* [Interface dataset entries]
════

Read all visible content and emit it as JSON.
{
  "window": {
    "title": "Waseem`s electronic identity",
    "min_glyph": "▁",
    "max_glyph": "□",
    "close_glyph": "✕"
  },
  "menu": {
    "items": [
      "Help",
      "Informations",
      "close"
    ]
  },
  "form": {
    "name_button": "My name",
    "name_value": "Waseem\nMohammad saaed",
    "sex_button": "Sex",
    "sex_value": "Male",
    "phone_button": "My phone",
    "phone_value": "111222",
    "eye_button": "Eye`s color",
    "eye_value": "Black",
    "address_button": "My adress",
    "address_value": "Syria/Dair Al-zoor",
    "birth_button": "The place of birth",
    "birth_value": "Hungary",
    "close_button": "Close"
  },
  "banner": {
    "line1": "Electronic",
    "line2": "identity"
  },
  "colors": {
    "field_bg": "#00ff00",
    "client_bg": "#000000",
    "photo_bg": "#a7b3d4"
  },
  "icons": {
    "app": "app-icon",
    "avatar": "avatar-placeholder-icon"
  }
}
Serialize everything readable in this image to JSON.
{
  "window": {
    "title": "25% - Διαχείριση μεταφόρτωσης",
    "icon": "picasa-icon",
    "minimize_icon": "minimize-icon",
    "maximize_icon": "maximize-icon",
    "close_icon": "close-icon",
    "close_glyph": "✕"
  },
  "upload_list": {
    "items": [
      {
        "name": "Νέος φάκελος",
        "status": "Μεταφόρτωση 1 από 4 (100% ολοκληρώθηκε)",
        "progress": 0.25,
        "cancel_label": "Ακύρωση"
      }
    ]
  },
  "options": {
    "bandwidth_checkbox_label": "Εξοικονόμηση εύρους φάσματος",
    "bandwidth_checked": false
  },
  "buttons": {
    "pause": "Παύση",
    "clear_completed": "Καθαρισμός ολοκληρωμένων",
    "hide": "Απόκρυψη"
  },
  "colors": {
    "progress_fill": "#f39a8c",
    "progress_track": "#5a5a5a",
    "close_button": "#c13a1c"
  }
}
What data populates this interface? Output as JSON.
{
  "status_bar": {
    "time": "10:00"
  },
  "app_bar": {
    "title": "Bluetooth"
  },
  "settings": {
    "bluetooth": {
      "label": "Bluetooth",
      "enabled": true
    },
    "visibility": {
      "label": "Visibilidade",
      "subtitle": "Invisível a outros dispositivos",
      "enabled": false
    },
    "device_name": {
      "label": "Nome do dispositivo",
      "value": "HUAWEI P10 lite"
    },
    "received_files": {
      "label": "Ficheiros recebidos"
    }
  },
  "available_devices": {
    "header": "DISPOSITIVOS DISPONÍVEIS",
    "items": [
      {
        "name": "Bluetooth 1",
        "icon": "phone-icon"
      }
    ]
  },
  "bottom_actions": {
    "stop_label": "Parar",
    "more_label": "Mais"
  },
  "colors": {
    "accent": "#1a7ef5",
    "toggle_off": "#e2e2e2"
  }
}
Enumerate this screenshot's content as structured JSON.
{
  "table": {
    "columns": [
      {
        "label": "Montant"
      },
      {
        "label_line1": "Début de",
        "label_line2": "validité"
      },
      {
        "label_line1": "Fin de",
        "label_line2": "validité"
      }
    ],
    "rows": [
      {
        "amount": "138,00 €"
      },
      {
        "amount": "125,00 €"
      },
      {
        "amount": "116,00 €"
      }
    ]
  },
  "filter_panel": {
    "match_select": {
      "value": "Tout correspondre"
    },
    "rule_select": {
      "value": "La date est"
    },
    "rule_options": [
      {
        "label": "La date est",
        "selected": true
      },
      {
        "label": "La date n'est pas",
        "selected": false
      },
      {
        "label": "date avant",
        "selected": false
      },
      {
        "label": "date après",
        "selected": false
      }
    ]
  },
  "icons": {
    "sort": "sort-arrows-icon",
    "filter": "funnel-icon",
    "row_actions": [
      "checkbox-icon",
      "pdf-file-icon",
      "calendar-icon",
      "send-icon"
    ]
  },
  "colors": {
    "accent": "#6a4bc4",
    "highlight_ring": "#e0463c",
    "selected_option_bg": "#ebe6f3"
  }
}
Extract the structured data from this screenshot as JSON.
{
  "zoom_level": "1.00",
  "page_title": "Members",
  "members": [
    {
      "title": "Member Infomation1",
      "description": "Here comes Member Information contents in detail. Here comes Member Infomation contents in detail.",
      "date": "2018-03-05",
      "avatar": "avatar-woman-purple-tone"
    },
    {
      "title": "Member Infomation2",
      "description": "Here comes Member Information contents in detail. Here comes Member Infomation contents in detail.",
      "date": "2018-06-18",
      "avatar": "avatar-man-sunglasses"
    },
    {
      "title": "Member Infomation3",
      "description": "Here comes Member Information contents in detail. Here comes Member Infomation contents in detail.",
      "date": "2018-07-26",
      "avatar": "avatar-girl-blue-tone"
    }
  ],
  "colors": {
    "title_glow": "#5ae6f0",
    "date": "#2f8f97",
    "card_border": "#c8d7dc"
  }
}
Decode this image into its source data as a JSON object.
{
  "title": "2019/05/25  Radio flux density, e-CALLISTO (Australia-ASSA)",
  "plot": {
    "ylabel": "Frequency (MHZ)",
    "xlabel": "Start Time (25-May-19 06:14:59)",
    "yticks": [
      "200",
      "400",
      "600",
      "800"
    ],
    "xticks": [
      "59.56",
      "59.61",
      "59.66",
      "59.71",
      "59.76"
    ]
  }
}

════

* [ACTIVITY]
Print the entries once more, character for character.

* [RESPONSE BOX]
Read all visible content and emit it as JSON.
{
  "window": {
    "title": "Waseem`s electronic identity",
    "min_glyph": "▁",
    "max_glyph": "□",
    "close_glyph": "✕"
  },
  "menu": {
    "items": [
      "Help",
      "Informations",
      "close"
    ]
  },
  "form": {
    "name_button": "My name",
    "name_value": "Waseem\nMohammad saaed",
    "sex_button": "Sex",
    "sex_value": "Male",
    "phone_button": "My phone",
    "phone_value": "111222",
    "eye_button": "Eye`s color",
    "eye_value": "Black",
    "address_button": "My adress",
    "address_value": "Syria/Dair Al-zoor",
    "birth_button": "The place of birth",
    "birth_value": "Hungary",
    "close_button": "Close"
  },
  "banner": {
    "line1": "Electronic",
    "line2": "identity"
  },
  "colors": {
    "field_bg": "#00ff00",
    "client_bg": "#000000",
    "photo_bg": "#a7b3d4"
  },
  "icons": {
    "app": "app-icon",
    "avatar": "avatar-placeholder-icon"
  }
}
Serialize everything readable in this image to JSON.
{
  "window": {
    "title": "25% - Διαχείριση μεταφόρτωσης",
    "icon": "picasa-icon",
    "minimize_icon": "minimize-icon",
    "maximize_icon": "maximize-icon",
    "close_icon": "close-icon",
    "close_glyph": "✕"
  },
  "upload_list": {
    "items": [
      {
        "name": "Νέος φάκελος",
        "status": "Μεταφόρτωση 1 από 4 (100% ολοκληρώθηκε)",
        "progress": 0.25,
        "cancel_label": "Ακύρωση"
      }
    ]
  },
  "options": {
    "bandwidth_checkbox_label": "Εξοικονόμηση εύρους φάσματος",
    "bandwidth_checked": false
  },
  "buttons": {
    "pause": "Παύση",
    "clear_completed": "Καθαρισμός ολοκληρωμένων",
    "hide": "Απόκρυψη"
  },
  "colors": {
    "progress_fill": "#f39a8c",
    "progress_track": "#5a5a5a",
    "close_button": "#c13a1c"
  }
}
What data populates this interface? Output as JSON.
{
  "status_bar": {
    "time": "10:00"
  },
  "app_bar": {
    "title": "Bluetooth"
  },
  "settings": {
    "bluetooth": {
      "label": "Bluetooth",
      "enabled": true
    },
    "visibility": {
      "label": "Visibilidade",
      "subtitle": "Invisível a outros dispositivos",
      "enabled": false
    },
    "device_name": {
      "label": "Nome do dispositivo",
      "value": "HUAWEI P10 lite"
    },
    "received_files": {
      "label": "Ficheiros recebidos"
    }
  },
  "available_devices": {
    "header": "DISPOSITIVOS DISPONÍVEIS",
    "items": [
      {
        "name": "Bluetooth 1",
        "icon": "phone-icon"
      }
    ]
  },
  "bottom_actions": {
    "stop_label": "Parar",
    "more_label": "Mais"
  },
  "colors": {
    "accent": "#1a7ef5",
    "toggle_off": "#e2e2e2"
  }
}
Enumerate this screenshot's content as structured JSON.
{
  "table": {
    "columns": [
      {
        "label": "Montant"
      },
      {
        "label_line1": "Début de",
        "label_line2": "validité"
      },
      {
        "label_line1": "Fin de",
        "label_line2": "validité"
      }
    ],
    "rows": [
      {
        "amount": "138,00 €"
      },
      {
        "amount": "125,00 €"
      },
      {
        "amount": "116,00 €"
      }
    ]
  },
  "filter_panel": {
    "match_select": {
      "value": "Tout correspondre"
    },
    "rule_select": {
      "value": "La date est"
    },
    "rule_options": [
      {
        "label": "La date est",
        "selected": true
      },
      {
        "label": "La date n'est pas",
        "selected": false
      },
      {
        "label": "date avant",
        "selected": false
      },
      {
        "label": "date après",
        "selected": false
      }
    ]
  },
  "icons": {
    "sort": "sort-arrows-icon",
    "filter": "funnel-icon",
    "row_actions": [
      "checkbox-icon",
      "pdf-file-icon",
      "calendar-icon",
      "send-icon"
    ]
  },
  "colors": {
    "accent": "#6a4bc4",
    "highlight_ring": "#e0463c",
    "selected_option_bg": "#ebe6f3"
  }
}
Extract the structured data from this screenshot as JSON.
{
  "zoom_level": "1.00",
  "page_title": "Members",
  "members": [
    {
      "title": "Member Infomation1",
      "description": "Here comes Member Information contents in detail. Here comes Member Infomation contents in detail.",
      "date": "2018-03-05",
      "avatar": "avatar-woman-purple-tone"
    },
    {
      "title": "Member Infomation2",
      "description": "Here comes Member Information contents in detail. Here comes Member Infomation contents in detail.",
      "date": "2018-06-18",
      "avatar": "avatar-man-sunglasses"
    },
    {
      "title": "Member Infomation3",
      "description": "Here comes Member Information contents in detail. Here comes Member Infomation contents in detail.",
      "date": "2018-07-26",
      "avatar": "avatar-girl-blue-tone"
    }
  ],
  "colors": {
    "title_glow": "#5ae6f0",
    "date": "#2f8f97",
    "card_border": "#c8d7dc"
  }
}
Decode this image into its source data as a JSON object.
{
  "title": "2019/05/25  Radio flux density, e-CALLISTO (Australia-ASSA)",
  "plot": {
    "ylabel": "Frequency (MHZ)",
    "xlabel": "Start Time (25-May-19 06:14:59)",
    "yticks": [
      "200",
      "400",
      "600",
      "800"
    ],
    "xticks": [
      "59.56",
      "59.61",
      "59.66",
      "59.71",
      "59.76"
    ]
  }
}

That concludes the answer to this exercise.